12:00 AM, May 15, 2014 / LAST MODIFIED: 01:53 AM, March 08, 2015

Bad governance holds the country back

Bad governance holds the country back

Analysts say Bangladesh's economic growth could have been higher
Star Business Report
Akbar Ali Khan, former adviser to caretaker government, and Shawkat Hossain, president of Institute of Chartered Accountants of Bangladesh, attend a pre-budget discussion co-organised by ICAB and Prothom Alo at the newspaper's office in Dhaka yesterday.  Photo: Star
Akbar Ali Khan, former adviser to caretaker government, and Shawkat Hossain, president of Institute of Chartered Accountants of Bangladesh, attend a pre-budget discussion co-organised by ICAB and Prothom Alo at the newspaper's office in Dhaka yesterday. Photo: Star

A lack of good governance from budget formulation to implementation is holding back Bangladesh from achieving higher levels of economic growth, an economist said yesterday.
The economy will grow by 5 percent even if the government “falls asleep”, given the strong level of remittance and agricultural production, garment-dominated exports and women participation in rural economy, Akbar Ali Khan, a former adviser to a caretaker government, said.
Khan's comments came at a pre-budget discussion co-organised by the Institute of Chartered Accountants of Bangladesh and the Prothom Alo, a leading Bangla newspaper.
He said the upcoming budget will be devoid of accountability and transparency as there will be no contest or discussion in parliament, given that half of the parliamentarians were elected uncontested in the last national polls.
“Besides, there is no practice of discussion on the proposed budget by parliamentary standing committees. How will it be accountable when we cannot expect any contest in parliament?”
The budget system, which has been in practice for more than 40 years now, is in need of a massive reform, he said, adding that many countries including the neighbouring ones have brought many changes to their methodology for budget formulation and implementation.
Referring to the increasing disparity between the rich and the poor, Khan suggested that the government impose value-added tax in two forms: less than 15 percent on essential items and 15 percent or above on other products.
He said the number of items was less when the government first introduced VAT; the product range has increased manifold since.
About the budget deficit, the economist said the ratio of shortfall is not the major issue; the most important factor is how and where the money is spent.
“The deficit for us can be 5-6 percent of the budget. But if the money is spent on unnecessary or unproductive sectors, the deficit should not be even 1 percent of the budget,” he said, while citing India's budget deficit of 8 percent to 10 percent as a case in point.
Khan also recommended decentralisation of power, privatisation of loss making state-owned enterprises and reforms in revenue collection and administration.

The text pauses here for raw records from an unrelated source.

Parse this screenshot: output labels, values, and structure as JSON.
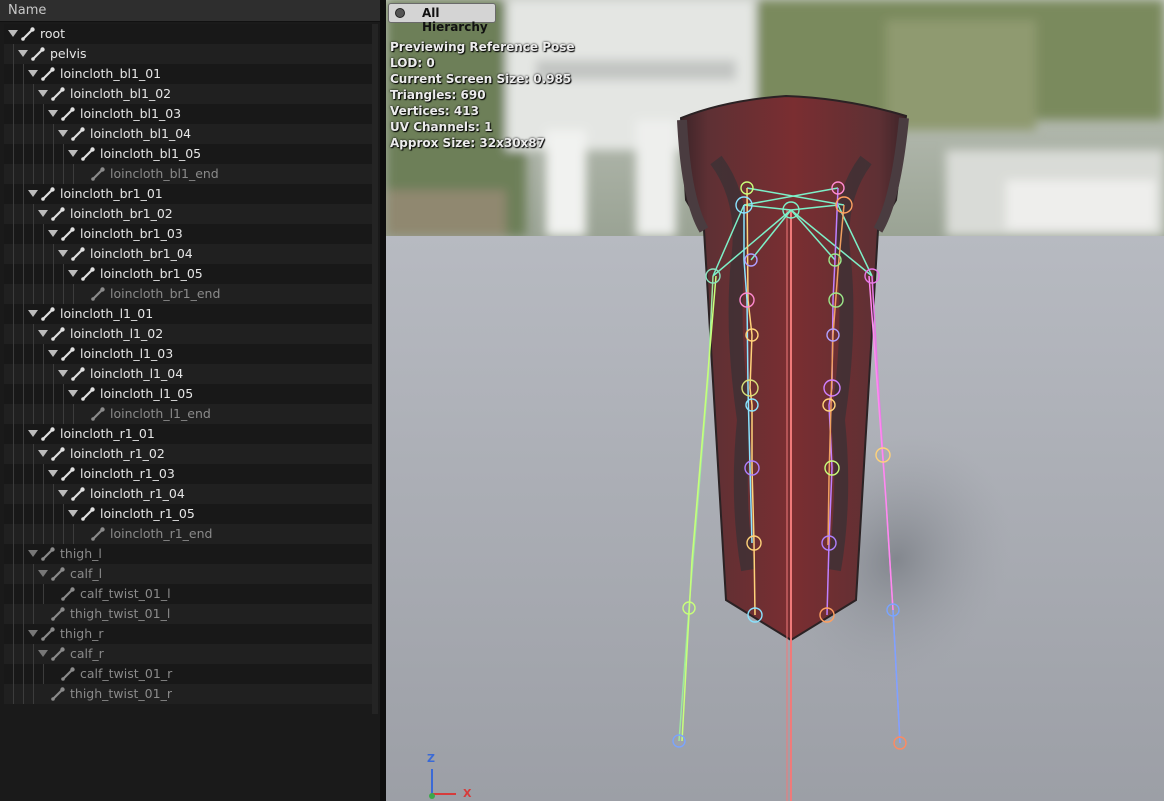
{
  "tree": {
    "header": "Name",
    "rows": [
      {
        "label": "root",
        "depth": 0,
        "expand": true,
        "dim": false
      },
      {
        "label": "pelvis",
        "depth": 1,
        "expand": true,
        "dim": false
      },
      {
        "label": "loincloth_bl1_01",
        "depth": 2,
        "expand": true,
        "dim": false
      },
      {
        "label": "loincloth_bl1_02",
        "depth": 3,
        "expand": true,
        "dim": false
      },
      {
        "label": "loincloth_bl1_03",
        "depth": 4,
        "expand": true,
        "dim": false
      },
      {
        "label": "loincloth_bl1_04",
        "depth": 5,
        "expand": true,
        "dim": false
      },
      {
        "label": "loincloth_bl1_05",
        "depth": 6,
        "expand": true,
        "dim": false
      },
      {
        "label": "loincloth_bl1_end",
        "depth": 7,
        "expand": false,
        "dim": true
      },
      {
        "label": "loincloth_br1_01",
        "depth": 2,
        "expand": true,
        "dim": false
      },
      {
        "label": "loincloth_br1_02",
        "depth": 3,
        "expand": true,
        "dim": false
      },
      {
        "label": "loincloth_br1_03",
        "depth": 4,
        "expand": true,
        "dim": false
      },
      {
        "label": "loincloth_br1_04",
        "depth": 5,
        "expand": true,
        "dim": false
      },
      {
        "label": "loincloth_br1_05",
        "depth": 6,
        "expand": true,
        "dim": false
      },
      {
        "label": "loincloth_br1_end",
        "depth": 7,
        "expand": false,
        "dim": true
      },
      {
        "label": "loincloth_l1_01",
        "depth": 2,
        "expand": true,
        "dim": false
      },
      {
        "label": "loincloth_l1_02",
        "depth": 3,
        "expand": true,
        "dim": false
      },
      {
        "label": "loincloth_l1_03",
        "depth": 4,
        "expand": true,
        "dim": false
      },
      {
        "label": "loincloth_l1_04",
        "depth": 5,
        "expand": true,
        "dim": false
      },
      {
        "label": "loincloth_l1_05",
        "depth": 6,
        "expand": true,
        "dim": false
      },
      {
        "label": "loincloth_l1_end",
        "depth": 7,
        "expand": false,
        "dim": true
      },
      {
        "label": "loincloth_r1_01",
        "depth": 2,
        "expand": true,
        "dim": false
      },
      {
        "label": "loincloth_r1_02",
        "depth": 3,
        "expand": true,
        "dim": false
      },
      {
        "label": "loincloth_r1_03",
        "depth": 4,
        "expand": true,
        "dim": false
      },
      {
        "label": "loincloth_r1_04",
        "depth": 5,
        "expand": true,
        "dim": false
      },
      {
        "label": "loincloth_r1_05",
        "depth": 6,
        "expand": true,
        "dim": false
      },
      {
        "label": "loincloth_r1_end",
        "depth": 7,
        "expand": false,
        "dim": true
      },
      {
        "label": "thigh_l",
        "depth": 2,
        "expand": true,
        "dim": true
      },
      {
        "label": "calf_l",
        "depth": 3,
        "expand": true,
        "dim": true
      },
      {
        "label": "calf_twist_01_l",
        "depth": 4,
        "expand": false,
        "dim": true
      },
      {
        "label": "thigh_twist_01_l",
        "depth": 3,
        "expand": false,
        "dim": true
      },
      {
        "label": "thigh_r",
        "depth": 2,
        "expand": true,
        "dim": true
      },
      {
        "label": "calf_r",
        "depth": 3,
        "expand": true,
        "dim": true
      },
      {
        "label": "calf_twist_01_r",
        "depth": 4,
        "expand": false,
        "dim": true
      },
      {
        "label": "thigh_twist_01_r",
        "depth": 3,
        "expand": false,
        "dim": true
      }
    ]
  },
  "viewport": {
    "hierarchy_button": "All Hierarchy",
    "stats": [
      "Previewing Reference Pose",
      "LOD: 0",
      "Current Screen Size: 0.985",
      "Triangles: 690",
      "Vertices: 413",
      "UV Channels: 1",
      "Approx Size: 32x30x87"
    ],
    "axis": {
      "z": "Z",
      "x": "X"
    }
  },
  "icons": {
    "bone": "bone-icon",
    "expand": "expand-arrow-icon"
  },
  "colors": {
    "panel": "#1a1a1a",
    "header": "#2e2e2e",
    "floor": "#a9abb0",
    "cloth": "#6e2a2c"
  }
}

Other discussants at the programme urged the government not to allow amnesty for black money anymore, as the provision is unethical, unfair to genuine taxpayers and encourages corruption.
They also requested the government to reduce corporate tax for banks, non-banks and insurance companies and increase the ceiling of tax-free dividend income from Tk 10,000 to Tk 30,000.
Abdul Majid, a former chairman of the National Board of Revenue, said it is a major concern that the annual development programme is not implemented timely.
In the first ten months of the fiscal year, only 47 percent of the ADP was implemented, with the implementation rate expected to hit 90 to 92 percent in the last two months, as in previous years.
“It means the government releases a huge amount of funds in the last two months. In most cases, the funds go to unproductive sectors and no utility comes from these. Rather, they increase the pressure on bank borrowing.”
“It will create a virus in the economy if the ADP expenses cannot be utilised for goods and services production,” he said, adding that planned policy is a must for proper implementation of the ADP.
M Hafiz Uddin Khan, another former adviser to a caretaker government, too called for changes in the budgetary system and performance review of budget expenditure.
Faruq Ahmad Siddiqi, former chairman of Bangladesh Securities and Exchange Commission, suggested the government introduce reforms in the tax administration system before increasing the target of revenue collection.
He said the system is handicapped by corruption and a lack of skilled manpower.
“It needs to be modernised. The government is making investment in other areas such as service administration but there has been nothing for tax administration.”
He said the government can collect funds from the capital market for financing big infrastructure projects like the Padma bridge or metro rail by offloading its stakes in state-owned firms.
“But, capital raising through listing the big infrastructures is not possible, as making the projects profitable will take longer and investors will not be confident to invest on them.”
MA Sabur Khan, the immediate past president of Dhaka Chamber of Commerce and Industry, said the NBR formulates the budget and it also collects the revenue.
“It is not possible to ensure good governance when the formulator becomes the collector.”
Salma Khan, former chairperson of Untied Nation's CEDAW Committee, said only 1.5 percent of the budgetary allocation is kept for the women and children affairs ministry and that too gets reduced in the revised budget.
Humayun Kabir, former president of ICAB, moderated the discussion, which was also attended by Abdul Qayyum, associate editor of the Prothom Alo, and Shawkat Hossain, president of ICAB.


Leave your comments